◆ What is expected ◆
The response should be exactly the number of lines in the material below that contain the word "TERDAFTAR".

◆ ◆ ◆

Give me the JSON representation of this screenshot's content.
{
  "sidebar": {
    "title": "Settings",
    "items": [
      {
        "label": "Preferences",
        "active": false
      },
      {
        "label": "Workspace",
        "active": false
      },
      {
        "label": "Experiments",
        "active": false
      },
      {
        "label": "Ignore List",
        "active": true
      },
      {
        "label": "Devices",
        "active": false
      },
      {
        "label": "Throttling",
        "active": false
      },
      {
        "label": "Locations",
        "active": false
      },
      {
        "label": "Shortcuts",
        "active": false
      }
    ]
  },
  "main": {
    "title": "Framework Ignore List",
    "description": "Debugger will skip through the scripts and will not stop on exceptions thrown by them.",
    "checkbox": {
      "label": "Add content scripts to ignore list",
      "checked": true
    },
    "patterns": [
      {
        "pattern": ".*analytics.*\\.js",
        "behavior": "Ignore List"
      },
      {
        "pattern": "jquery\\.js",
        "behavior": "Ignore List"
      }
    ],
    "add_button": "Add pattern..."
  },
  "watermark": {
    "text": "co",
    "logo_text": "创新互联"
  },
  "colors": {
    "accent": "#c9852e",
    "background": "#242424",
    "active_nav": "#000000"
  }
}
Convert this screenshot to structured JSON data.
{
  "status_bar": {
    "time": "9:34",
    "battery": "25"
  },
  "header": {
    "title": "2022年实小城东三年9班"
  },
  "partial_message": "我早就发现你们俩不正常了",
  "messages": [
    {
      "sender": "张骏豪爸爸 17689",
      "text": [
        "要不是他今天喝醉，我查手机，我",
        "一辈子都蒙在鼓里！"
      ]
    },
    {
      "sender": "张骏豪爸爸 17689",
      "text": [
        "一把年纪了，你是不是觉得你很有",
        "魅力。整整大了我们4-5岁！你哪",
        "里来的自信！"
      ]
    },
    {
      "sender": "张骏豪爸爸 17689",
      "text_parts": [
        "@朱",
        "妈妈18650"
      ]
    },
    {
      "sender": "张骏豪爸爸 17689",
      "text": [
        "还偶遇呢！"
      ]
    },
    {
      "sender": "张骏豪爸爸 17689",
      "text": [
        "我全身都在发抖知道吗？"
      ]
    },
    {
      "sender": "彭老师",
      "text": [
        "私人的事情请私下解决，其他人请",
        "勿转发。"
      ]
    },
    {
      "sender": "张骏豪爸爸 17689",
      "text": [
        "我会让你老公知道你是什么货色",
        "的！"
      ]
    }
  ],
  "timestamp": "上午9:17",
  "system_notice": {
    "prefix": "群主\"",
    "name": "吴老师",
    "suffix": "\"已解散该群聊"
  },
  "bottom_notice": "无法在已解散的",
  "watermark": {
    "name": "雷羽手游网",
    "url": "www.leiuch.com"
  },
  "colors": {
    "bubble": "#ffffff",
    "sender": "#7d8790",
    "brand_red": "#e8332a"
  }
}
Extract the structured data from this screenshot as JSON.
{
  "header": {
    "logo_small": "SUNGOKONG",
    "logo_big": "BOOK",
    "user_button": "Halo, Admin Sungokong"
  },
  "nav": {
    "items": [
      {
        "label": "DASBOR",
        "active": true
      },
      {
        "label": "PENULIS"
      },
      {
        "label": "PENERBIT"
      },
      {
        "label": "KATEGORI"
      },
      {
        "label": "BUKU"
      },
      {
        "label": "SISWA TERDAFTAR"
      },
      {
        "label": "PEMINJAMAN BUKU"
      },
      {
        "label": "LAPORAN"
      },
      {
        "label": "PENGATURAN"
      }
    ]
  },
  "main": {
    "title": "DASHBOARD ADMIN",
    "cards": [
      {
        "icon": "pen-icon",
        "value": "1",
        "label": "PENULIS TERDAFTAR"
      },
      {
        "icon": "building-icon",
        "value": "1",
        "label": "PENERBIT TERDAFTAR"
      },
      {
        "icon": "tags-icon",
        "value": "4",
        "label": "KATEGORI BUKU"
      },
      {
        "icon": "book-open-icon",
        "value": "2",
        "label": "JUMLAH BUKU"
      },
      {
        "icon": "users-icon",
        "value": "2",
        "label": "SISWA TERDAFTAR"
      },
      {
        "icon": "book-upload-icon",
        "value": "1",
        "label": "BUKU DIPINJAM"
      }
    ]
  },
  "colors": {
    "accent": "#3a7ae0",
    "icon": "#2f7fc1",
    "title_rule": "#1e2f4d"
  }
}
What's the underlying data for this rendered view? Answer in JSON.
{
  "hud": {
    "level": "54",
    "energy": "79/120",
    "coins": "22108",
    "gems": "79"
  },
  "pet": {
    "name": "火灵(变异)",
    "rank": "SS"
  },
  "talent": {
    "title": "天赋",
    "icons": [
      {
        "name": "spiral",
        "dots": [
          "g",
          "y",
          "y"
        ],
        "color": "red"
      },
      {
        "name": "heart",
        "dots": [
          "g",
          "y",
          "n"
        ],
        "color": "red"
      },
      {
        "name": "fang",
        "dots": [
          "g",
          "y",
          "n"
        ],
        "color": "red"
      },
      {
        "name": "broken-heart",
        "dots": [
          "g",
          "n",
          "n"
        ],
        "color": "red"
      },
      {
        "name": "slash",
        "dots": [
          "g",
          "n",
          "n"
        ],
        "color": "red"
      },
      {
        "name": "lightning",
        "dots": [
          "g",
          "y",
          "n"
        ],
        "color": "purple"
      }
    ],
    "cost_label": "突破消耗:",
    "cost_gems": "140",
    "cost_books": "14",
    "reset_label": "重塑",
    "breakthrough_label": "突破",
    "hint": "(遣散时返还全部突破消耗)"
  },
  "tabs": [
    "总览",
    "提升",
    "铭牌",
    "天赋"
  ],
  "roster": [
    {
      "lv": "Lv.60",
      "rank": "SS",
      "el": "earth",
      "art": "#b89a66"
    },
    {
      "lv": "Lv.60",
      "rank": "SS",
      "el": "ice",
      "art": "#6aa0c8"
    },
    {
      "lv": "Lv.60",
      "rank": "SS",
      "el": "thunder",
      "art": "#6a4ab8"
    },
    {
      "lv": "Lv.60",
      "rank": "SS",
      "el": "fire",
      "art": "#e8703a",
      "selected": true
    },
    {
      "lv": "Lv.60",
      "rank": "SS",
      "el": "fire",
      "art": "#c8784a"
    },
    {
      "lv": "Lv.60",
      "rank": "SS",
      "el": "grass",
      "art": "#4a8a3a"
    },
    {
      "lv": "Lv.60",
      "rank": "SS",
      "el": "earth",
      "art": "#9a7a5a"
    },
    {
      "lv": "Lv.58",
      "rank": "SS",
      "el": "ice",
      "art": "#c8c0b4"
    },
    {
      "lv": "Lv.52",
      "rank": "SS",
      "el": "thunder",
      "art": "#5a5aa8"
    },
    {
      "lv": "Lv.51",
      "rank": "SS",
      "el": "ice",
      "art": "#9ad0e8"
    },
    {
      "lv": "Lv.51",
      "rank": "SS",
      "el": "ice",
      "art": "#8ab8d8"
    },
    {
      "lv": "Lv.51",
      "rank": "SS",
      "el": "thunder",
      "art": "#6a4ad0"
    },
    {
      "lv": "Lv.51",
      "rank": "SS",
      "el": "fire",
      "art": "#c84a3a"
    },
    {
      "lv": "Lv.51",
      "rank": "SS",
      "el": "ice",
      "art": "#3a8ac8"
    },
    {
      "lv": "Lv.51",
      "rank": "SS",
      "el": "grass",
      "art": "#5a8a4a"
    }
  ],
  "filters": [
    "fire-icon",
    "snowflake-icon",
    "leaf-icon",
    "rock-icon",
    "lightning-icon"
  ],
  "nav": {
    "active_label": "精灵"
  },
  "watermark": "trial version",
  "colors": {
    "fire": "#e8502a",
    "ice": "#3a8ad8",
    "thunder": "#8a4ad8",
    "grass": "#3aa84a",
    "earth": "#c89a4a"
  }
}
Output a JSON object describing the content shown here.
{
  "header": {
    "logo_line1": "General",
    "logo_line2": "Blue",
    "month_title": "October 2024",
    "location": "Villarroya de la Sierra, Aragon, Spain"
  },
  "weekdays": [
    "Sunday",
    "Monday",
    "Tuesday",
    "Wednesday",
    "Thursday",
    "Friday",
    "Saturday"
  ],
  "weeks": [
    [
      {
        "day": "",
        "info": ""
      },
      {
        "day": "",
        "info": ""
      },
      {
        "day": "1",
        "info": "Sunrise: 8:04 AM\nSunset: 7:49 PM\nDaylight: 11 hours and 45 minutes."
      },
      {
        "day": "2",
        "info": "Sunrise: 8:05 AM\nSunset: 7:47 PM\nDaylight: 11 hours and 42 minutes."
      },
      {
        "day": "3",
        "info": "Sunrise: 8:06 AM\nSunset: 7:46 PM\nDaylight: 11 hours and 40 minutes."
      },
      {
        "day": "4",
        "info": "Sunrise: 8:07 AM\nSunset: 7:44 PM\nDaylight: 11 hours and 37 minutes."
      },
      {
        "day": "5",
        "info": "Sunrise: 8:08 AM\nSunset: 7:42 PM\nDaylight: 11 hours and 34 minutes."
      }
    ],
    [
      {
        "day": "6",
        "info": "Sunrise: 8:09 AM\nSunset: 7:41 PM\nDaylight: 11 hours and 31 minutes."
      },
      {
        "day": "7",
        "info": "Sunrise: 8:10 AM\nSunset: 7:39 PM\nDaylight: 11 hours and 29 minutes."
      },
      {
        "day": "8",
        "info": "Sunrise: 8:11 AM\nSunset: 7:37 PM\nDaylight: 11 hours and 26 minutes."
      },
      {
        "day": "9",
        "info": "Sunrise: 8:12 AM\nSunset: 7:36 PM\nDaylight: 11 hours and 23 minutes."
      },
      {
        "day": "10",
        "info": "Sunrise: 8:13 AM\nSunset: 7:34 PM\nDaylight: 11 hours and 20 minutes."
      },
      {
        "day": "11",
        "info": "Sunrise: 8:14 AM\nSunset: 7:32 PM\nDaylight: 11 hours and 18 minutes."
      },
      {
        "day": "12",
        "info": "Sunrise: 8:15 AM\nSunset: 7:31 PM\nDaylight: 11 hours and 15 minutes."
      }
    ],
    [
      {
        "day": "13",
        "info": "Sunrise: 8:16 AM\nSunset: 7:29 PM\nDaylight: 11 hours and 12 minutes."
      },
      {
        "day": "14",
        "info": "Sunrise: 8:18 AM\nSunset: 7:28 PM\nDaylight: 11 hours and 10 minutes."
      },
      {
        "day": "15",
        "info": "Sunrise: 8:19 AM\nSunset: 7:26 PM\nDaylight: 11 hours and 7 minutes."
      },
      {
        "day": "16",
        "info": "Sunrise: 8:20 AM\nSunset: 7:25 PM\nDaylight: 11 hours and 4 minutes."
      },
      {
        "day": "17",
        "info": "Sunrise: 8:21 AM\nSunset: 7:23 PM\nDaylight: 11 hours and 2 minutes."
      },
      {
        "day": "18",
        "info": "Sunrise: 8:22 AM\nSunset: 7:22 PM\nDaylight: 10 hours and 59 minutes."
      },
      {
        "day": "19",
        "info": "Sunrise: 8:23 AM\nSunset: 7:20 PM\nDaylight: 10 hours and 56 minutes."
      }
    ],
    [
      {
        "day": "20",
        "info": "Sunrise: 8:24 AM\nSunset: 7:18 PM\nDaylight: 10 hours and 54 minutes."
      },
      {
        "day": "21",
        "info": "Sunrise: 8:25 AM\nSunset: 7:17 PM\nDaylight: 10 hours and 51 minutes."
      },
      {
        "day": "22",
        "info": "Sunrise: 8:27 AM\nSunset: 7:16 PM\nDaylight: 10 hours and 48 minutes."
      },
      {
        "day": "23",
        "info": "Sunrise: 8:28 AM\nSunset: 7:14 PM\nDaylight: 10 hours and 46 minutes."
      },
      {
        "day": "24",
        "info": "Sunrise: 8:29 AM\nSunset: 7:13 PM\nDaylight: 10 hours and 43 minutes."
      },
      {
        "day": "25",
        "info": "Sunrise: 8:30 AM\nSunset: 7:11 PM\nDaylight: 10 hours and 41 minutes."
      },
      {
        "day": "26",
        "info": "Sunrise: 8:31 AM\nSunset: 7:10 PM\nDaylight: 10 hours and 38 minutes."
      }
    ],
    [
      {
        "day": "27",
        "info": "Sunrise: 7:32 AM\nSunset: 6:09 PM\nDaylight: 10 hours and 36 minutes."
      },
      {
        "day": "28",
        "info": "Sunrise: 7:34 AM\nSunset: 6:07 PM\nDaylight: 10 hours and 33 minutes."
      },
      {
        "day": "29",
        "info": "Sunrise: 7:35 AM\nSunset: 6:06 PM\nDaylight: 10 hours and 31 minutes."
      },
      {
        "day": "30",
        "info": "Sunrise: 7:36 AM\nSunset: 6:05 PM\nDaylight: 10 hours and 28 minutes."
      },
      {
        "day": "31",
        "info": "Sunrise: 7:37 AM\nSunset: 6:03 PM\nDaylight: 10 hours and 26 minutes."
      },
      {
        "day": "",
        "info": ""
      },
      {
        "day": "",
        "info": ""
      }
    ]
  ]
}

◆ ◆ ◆

◆ Solution for this exercise ◆
4